I’ve known two seriously ill friends (one now deceased) whose children could not concentrate adequately while in school (understandably!) and their grades suffered. Who wants to study, do an assignment or even sit in a lecture when one really wants to be at a loved one’s side?

I’m not sure that “asking mom” is really the right answer. Most moms would simply say, “continue your education.” But (and I’m sorry that this sounds harsh, I don’t mean to to), the survivors are the ones who’ll forever live with the decision and if it will be later painful regretting not spending extra time with mom, then that is the right path.

My mom passed a few years ago, her stroke left her unconscious. I had delayed an earlier visit and I’ll forever regret that.

{{ hugs and prayers }}

I have to agree with @mom2collegekids. I know that, as a parent, I’d probably feel that going on with life as scheduled to be in the best interests of my child. However, you are the one who will ultimately need to live with your decision, so it should really be up to you. Regrets are a hard thing to live with. Sending prayers to your family…

This is important. My friend, whom I referenced upthread, lived four years with a stage IV diagnosis. That’s why she wanted her children to live their lives as normally as possible instead of “waiting around.” When it was clear that she was out of options, there were about two to three months left.

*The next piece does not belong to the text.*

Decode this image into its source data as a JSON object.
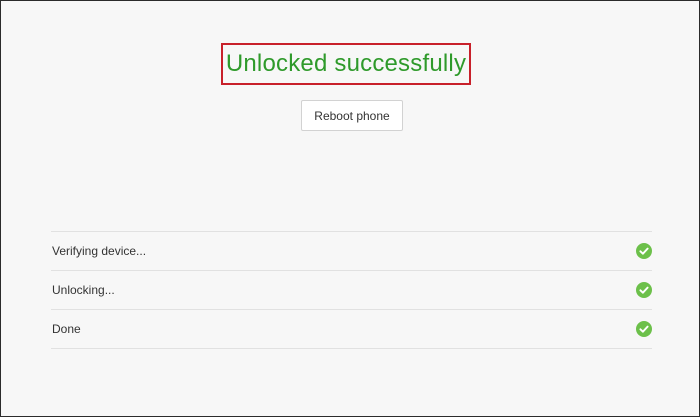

I’m not advocating for one position or another, but I don’t think it’s necessarily as clear as a lot of people are making it (that she should defer). It’s very personal.